- Replacing a low-efficiency ULT freezer (-80°F) yields an estimated average rebate of $5,000–$8,500.
- Purchasing a high-efficiency ULT freezer for a new laboratory or space yields an estimated average rebate of $2,000–$5,000.
In addition, Caltech research laboratories and Caltech Sustainability are collaborating to verify the success and benefits of a -70 degree Celsius rather than a -80 set point in new and old ULT freezers. See their initial findings in this case study.
Interested in an ultra-low-temperature freezer rebate? Please apply using this Google doc.
- An inefficient ULT freezer at Caltech uses one-third more electricity than an average California household (about 24 kWh / day versus about 18 kWh / day, respectively).
- 1.3 inefficient ULT freezers at Caltech produce the same carbon emissions as an average U.S. passenger vehicle.
With 30 percent energy savings for a new freezer and with no impact on samples, I'll use a -70 set point for all of my ULT freezers.

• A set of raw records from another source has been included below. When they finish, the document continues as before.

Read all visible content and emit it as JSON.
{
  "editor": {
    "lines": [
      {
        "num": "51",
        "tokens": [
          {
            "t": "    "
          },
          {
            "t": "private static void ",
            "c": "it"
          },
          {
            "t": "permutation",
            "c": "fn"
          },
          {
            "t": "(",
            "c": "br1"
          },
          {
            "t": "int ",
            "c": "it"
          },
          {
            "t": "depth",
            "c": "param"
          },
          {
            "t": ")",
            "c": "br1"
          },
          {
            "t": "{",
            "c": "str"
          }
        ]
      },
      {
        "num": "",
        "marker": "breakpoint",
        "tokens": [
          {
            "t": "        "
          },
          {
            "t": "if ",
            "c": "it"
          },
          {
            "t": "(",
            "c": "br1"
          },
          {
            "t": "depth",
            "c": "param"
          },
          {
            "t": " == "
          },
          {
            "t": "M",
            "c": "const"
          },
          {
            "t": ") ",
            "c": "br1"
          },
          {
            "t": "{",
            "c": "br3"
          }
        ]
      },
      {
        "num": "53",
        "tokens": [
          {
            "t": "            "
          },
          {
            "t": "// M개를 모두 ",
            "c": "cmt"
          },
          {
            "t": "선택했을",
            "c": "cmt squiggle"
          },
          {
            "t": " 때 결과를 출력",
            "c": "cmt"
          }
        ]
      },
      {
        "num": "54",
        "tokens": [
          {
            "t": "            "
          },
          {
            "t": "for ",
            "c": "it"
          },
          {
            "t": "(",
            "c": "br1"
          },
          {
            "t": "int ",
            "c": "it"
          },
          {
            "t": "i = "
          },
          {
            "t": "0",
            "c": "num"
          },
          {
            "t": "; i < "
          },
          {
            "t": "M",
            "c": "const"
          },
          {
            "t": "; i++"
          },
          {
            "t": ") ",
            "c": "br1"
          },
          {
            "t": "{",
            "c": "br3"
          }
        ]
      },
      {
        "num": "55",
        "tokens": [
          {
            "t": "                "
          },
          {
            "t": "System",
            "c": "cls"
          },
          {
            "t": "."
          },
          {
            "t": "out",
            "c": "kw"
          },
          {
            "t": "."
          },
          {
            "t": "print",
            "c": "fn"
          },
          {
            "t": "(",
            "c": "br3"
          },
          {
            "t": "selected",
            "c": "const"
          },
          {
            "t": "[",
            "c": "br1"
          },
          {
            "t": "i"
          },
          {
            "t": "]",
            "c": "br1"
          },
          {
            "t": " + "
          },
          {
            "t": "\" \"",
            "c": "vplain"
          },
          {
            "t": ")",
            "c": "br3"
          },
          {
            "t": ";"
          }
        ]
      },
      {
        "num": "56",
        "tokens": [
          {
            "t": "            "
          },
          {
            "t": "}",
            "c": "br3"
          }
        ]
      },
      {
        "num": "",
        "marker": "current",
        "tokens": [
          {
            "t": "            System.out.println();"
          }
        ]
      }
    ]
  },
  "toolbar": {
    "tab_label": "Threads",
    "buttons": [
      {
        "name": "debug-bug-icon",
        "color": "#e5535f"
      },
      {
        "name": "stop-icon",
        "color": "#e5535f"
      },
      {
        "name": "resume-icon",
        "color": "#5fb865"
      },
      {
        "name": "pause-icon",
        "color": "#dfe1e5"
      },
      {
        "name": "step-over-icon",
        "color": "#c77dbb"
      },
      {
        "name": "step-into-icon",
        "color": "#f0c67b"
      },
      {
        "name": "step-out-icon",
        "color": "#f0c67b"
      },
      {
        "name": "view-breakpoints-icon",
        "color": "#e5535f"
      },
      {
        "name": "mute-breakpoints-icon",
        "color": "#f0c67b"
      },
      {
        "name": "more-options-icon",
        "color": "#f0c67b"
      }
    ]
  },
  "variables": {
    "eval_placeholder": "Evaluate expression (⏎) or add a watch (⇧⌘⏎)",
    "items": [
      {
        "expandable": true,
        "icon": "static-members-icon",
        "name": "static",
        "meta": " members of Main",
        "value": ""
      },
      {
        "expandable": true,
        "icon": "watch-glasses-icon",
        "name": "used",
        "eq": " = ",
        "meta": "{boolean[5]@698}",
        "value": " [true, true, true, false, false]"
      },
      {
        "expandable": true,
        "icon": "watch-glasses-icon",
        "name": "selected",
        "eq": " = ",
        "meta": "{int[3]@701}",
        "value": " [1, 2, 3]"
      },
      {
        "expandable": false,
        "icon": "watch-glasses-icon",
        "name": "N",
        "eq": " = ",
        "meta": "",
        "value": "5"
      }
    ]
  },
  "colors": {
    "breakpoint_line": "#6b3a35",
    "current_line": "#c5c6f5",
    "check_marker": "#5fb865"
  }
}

Plus, I'll highlight this more sustainable alternative during my lab classes, helping to expand this practice where appropriate. But data for the older freezer was the real eye opener. Clearly, Caltech's freezer rebate program is critical for the Institute to dramatically reduce the carbon footprint of ULT freezers.
How Are Rebates Calculated?
The availability and size of rebates depend on verified electricity savings, current utility rates, and funding availability.
For freezer replacement, rebates are derived from the difference between the published energy usage of the new high-efficiency freezer and the measured electricity consumption of the existing freezer.
For the purchase of new freezers in new laboratories and spaces, rebates are derived from the difference between published energy usage for the new, high-efficiency model and electricity consumption of an equivalent standard freezer model.
Rebates are calculated using the current accepted utility cost of electricity per kWh, as established by Caltech Facilities.
|Low efficiency||Standard efficiency||High efficiency|
|Models||Revco, New Brunswick, Thermo Fisher||Panasonic, Thermo Fisher||Stirling, Thermo TSX, Eppendorf|
|Electrical demand (kWh/day)||20–24||16–18||7–9|
|Cost||N/A||$8,000–$9,000||$11,500–$13,000 (with vendor discount), list prices $16,000–$22,000|